I downvoted because the post doesn’t seem to show a good understanding of what GiveDirectly is already doing about fraud and it doesn’t appear that the offer gave GiveDirectly a chance to comment.
Thanks for the quick and detailed response!
Mapping this language onto the EA landscape, it sounds like most GiveWell-recommended or GiveWell-style charities, programs, or grants would not be considered ODA or “Aid”, do you agree with that?
One of the problems that I observe in this conversation is just the meaning of the word “Aid”. It seems like in some cases this can refer to directly supporting a government’s budget, while in other cases it could refer to a foreign NGO directly administering a program.
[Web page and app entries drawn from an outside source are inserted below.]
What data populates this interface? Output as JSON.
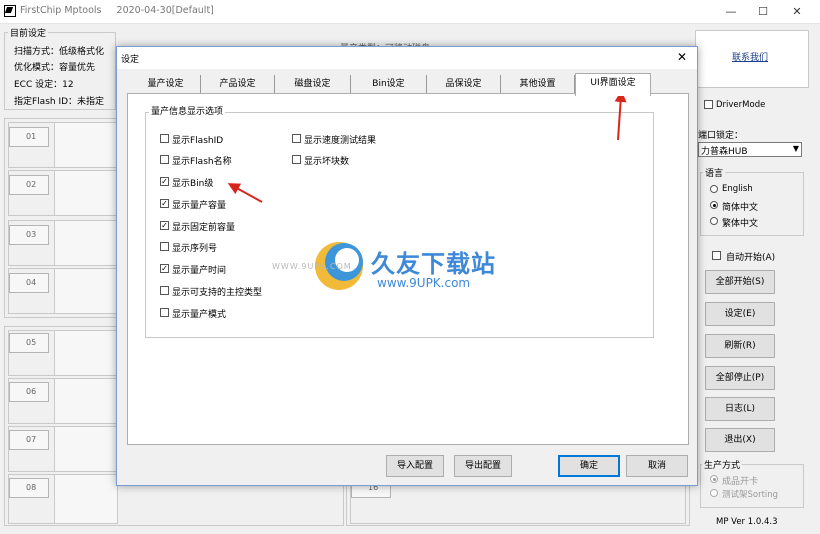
{
  "window": {
    "title": "FirstChip Mptools",
    "title_date": "2020-04-30[Default]",
    "controls": {
      "minimize": "—",
      "maximize": "☐",
      "close": "✕"
    }
  },
  "current_settings": {
    "legend": "目前设定",
    "lines": [
      "扫描方式：低级格式化",
      "优化模式：容量优先",
      "ECC 设定：12",
      "指定Flash ID：未指定"
    ]
  },
  "partial_header_text": "量产类型：可移动磁盘",
  "slots": [
    "01",
    "02",
    "03",
    "04",
    "05",
    "06",
    "07",
    "08",
    "16"
  ],
  "right_panel": {
    "contact": "联系我们",
    "driver_mode": "DriverMode",
    "port_lock_label": "端口锁定：",
    "port_select": "力普森HUB",
    "language_legend": "语言",
    "languages": [
      {
        "label": "English",
        "selected": false
      },
      {
        "label": "简体中文",
        "selected": true
      },
      {
        "label": "繁体中文",
        "selected": false
      }
    ],
    "auto_start": "自动开始(A)",
    "buttons": [
      "全部开始(S)",
      "设定(E)",
      "刷新(R)",
      "全部停止(P)",
      "日志(L)",
      "退出(X)"
    ],
    "mode_legend": "生产方式",
    "modes": [
      {
        "label": "成品开卡",
        "selected": true
      },
      {
        "label": "测试架Sorting",
        "selected": false
      }
    ],
    "version": "MP Ver 1.0.4.3"
  },
  "dialog": {
    "title": "设定",
    "close": "✕",
    "tabs": [
      "量产设定",
      "产品设定",
      "磁盘设定",
      "Bin设定",
      "品保设定",
      "其他设置",
      "UI界面设定"
    ],
    "active_tab": "UI界面设定",
    "group_legend": "量产信息显示选项",
    "options_left": [
      {
        "label": "显示FlashID",
        "checked": false
      },
      {
        "label": "显示Flash名称",
        "checked": false
      },
      {
        "label": "显示Bin级",
        "checked": true
      },
      {
        "label": "显示量产容量",
        "checked": true
      },
      {
        "label": "显示固定前容量",
        "checked": true
      },
      {
        "label": "显示序列号",
        "checked": false
      },
      {
        "label": "显示量产时间",
        "checked": true
      },
      {
        "label": "显示可支持的主控类型",
        "checked": false
      },
      {
        "label": "显示量产模式",
        "checked": false
      }
    ],
    "options_right": [
      {
        "label": "显示速度测试结果",
        "checked": false
      },
      {
        "label": "显示坏块数",
        "checked": false
      }
    ],
    "buttons": {
      "import": "导入配置",
      "export": "导出配置",
      "ok": "确定",
      "cancel": "取消"
    }
  },
  "watermark": {
    "brand": "久友下载站",
    "url": "www.9UPK.com",
    "side": "WWW.9UPK.COM"
  },
  "annotation_color": "#d9261c"
}
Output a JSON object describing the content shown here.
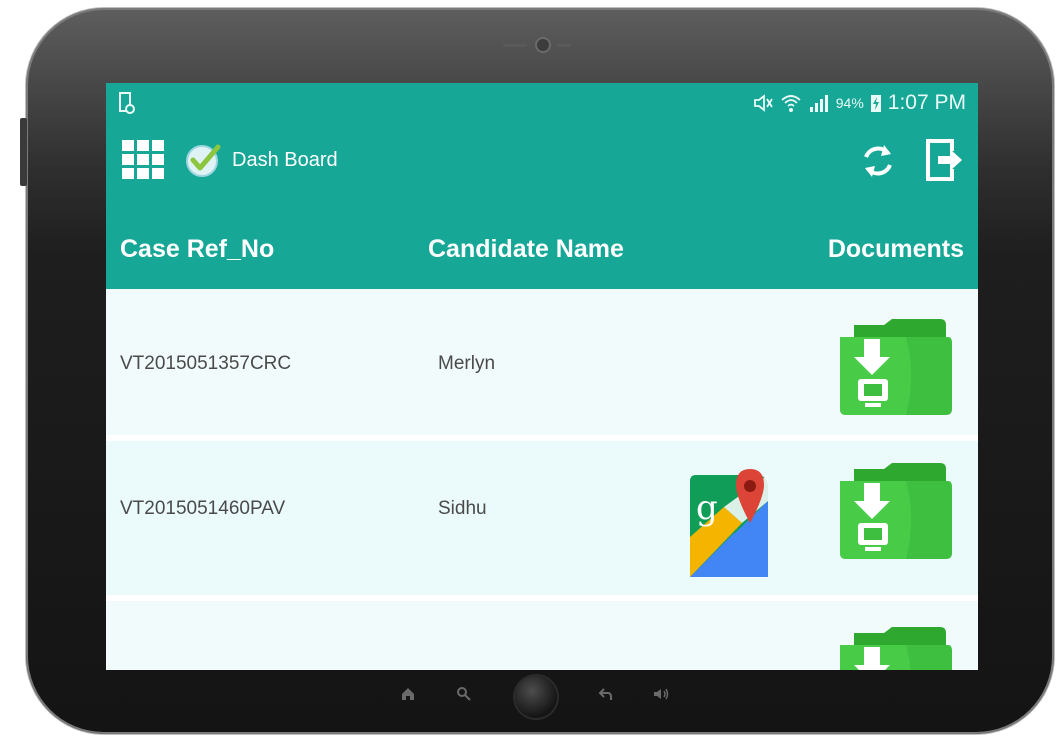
{
  "status_bar": {
    "battery_percent": "94%",
    "time": "1:07 PM"
  },
  "toolbar": {
    "title": "Dash Board",
    "icons": {
      "menu": "grid-menu-icon",
      "logo": "check-badge-icon",
      "refresh": "refresh-icon",
      "logout": "logout-icon"
    }
  },
  "table": {
    "headers": {
      "case_ref": "Case Ref_No",
      "candidate_name": "Candidate Name",
      "documents": "Documents"
    },
    "rows": [
      {
        "case_ref": "VT2015051357CRC",
        "candidate_name": "Merlyn",
        "has_map": false
      },
      {
        "case_ref": "VT2015051460PAV",
        "candidate_name": "Sidhu",
        "has_map": true
      }
    ]
  },
  "colors": {
    "accent": "#16a796",
    "row_bg": "#f1fbfb",
    "folder_green": "#3fbf3f"
  }
}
Should we expect such diverse interventions to have equivalent risk of corruption or institutional effects? To me they seem quite different.
Could you say more about what actual programs and interventions you have in mind?
I think it’s also just very difficult for experts to adopt a new paradigm. In transportation the experts consistently overestimate.
It’s hard to take these responses too literally since the median response for chicken was 1,000 and the average American consumes over 1,000 chickens per lifetime.
It would be interesting to focus group or hear from some of the respondents about the process they used to produce their answers.
In trying to understand the expected adoption of new practices such as dietary changes, it would be worth consulting with experts on diffusion of innovations. This field of study is explicitly concerned with the question of how and why people decide to adopt (or not adopt) new technologies or practices. Needless to say it's a complicated question and the answers are not always obvious.
For a good introduction, read Diffusion of Innovations, by Everett M. Rogers, or for a briefer introduction, read the Wikipedia page.
You might consider speaking with some charities that did register in other markets to see how it affected their fundraising. For example the Against Malaria Foundation is registered in 13 countries.
My guess is this is fairly low EV because most charities can receive donations indirectly. For example, the Fish Welfare Initiative is not registered as a charity in Canada; but the Rethink Charity Foundation (which is registered in Canada) will forward donations via their RC Forward project.
Also, donors using a DAF can often donate internationally without additional intermediaries.
It’s a very useful signal as a hiring manager, assuming you trust the reference, but also leads to problematic incentives where people feel like they need to spend resources on being liked by those giving references in order to get a job. “Spend resources” here can be understood to include a wide variety of behaviors, including good things like working well with others, innocuous things like networking, but also dangerous things like flattery or (for example) not advertising that the giver of references is a harasser.